General Motors LLC on Tuesday defended its use of accident and toxicology experts against objections from a Kentucky woman suing the company in New York federal court over her car’s allegedly faulty ignition switch, arguing that the experts are vital to determining whether driver error and intoxication caused the wreck.
A South Dakota prosecutor targeted by two tribes and their members over procedures for the removal of Native American children from their parents’ custody said Tuesday that they shouldn’t be able to seek an additional judgment against him after winning a prior one.
Because there will never be enough free lawyers to satisfy demand from low-income Americans, we need to leverage technology to allow the legal expertise of one lawyer to reach hundreds or thousands of clients at once, say Jonathan Petts and Rohan Pavuluri, co-founders of startup nonprofit Upsolve.
In honor of the recent Major League Baseball All-Star Game, this month’s column will name its own all-star team — four multidistrict litigations, across various categories, that changed or are changing the game, says Alan Rothman of Kaye Scholer LLP.
A Second Circuit decision in Mazzei v. The Money Store reiterates that class action defendants have the opportunity to successfully challenge class certification even after trial. The decision may embolden defense counsel and their clients to not be so quick to settle, say attorneys with Akin Gump Strauss Hauer & Feld LLP.
Bankruptcy Code Section 363 offers a powerful tool for a debtor in bankruptcy to sell its assets free and clear of liens and other interests. However, as the Second Circuit's recent decision in the Motors Liquidation Company case underscores, this power is not without limit, say Darren Azman and Megan Preusker at McDermott Will & Emery LLP.
While there is not much that is new about the uniform bar exam’s components, what is new is that where you take the bar exam may make the difference between passing and failing.
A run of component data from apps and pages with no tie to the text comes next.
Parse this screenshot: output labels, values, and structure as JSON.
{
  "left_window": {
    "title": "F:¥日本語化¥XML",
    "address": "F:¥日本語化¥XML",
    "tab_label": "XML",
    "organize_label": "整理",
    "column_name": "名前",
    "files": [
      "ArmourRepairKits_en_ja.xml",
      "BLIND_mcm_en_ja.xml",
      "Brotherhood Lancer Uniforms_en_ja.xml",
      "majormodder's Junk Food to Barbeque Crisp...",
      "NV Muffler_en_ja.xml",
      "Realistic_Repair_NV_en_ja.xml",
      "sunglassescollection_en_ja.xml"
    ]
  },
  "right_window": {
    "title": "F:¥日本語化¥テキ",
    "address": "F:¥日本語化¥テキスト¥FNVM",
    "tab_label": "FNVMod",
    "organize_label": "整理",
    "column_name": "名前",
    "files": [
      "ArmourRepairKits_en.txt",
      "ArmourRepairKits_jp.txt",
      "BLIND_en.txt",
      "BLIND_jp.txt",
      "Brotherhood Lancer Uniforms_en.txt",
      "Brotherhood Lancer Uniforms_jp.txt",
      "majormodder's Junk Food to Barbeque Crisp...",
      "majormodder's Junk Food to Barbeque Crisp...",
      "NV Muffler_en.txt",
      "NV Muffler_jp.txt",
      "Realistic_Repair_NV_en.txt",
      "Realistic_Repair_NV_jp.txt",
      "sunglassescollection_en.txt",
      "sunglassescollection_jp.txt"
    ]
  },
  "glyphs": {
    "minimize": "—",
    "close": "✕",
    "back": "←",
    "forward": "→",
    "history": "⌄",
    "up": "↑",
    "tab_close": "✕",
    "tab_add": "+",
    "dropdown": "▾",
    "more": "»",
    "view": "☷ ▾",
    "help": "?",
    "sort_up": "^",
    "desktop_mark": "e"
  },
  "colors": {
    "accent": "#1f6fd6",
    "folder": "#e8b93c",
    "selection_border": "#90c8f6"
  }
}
Half of the score depends on the strength of the applicant pool in the jurisdiction where the candidate wrote the exam, which may lead to “UBE shopping,” says Suzanne Darrow-Kleinhaus, director of bar programs at Touro Law Center.
We in Missouri do not take lightly to new trends or frothy ideas. Yet, the uniform bar exam has allowed us to meet the challenges of an increasingly mobile legal profession and the changing needs of clients, and to ensure that a newly admitted attorney has the knowledge, character and fitness to practice in the Show-Me State, says Jim Nowogrocki, president of the Board of Law Examiners in Missouri — the first state to adopt the UBE.
It would be unreasonable and unjustified for a defendant, or its counsel, to face retaliatory litigation simply for attempting to exercise removal rights to federal court. Nonetheless, that’s exactly what's happening in an ongoing mass tort case in West Virginia, say Christine Kain and Kevin Morrow at Faegre Baker Daniels LLP.
Since 2014, more than 10 class actions have been filed alleging price-fixing conspiracies among numerous generic drug manufacturers. However, while large price increases such as those alleged in these cases may be concerning, they could simply reflect market dynamics and do not necessarily imply any illegal behavior, say Ceren Canal Aruoba and Sally Woodhouse at Cornerstone Research.
Law firms today are recognizing that the process of creating a next-generation workplace is far more complex than relocating to a more modern space in a trendier part of town. The challenge is more significant for larger firms with multiple generations represented within their executive teams, says Tere Blanca, founder of Miami-based Blanca Commercial Real Estate Inc.
EB-5 is a wonderful program. Unfortunately, a small but increasing number of EB-5 projects have gone awry, leaving investors in a very difficult situation. Ronald Klasko of Klasko Immigration Law Partners LLP addresses issues that receivers and litigators need to understand in order to properly represent the interests of investors.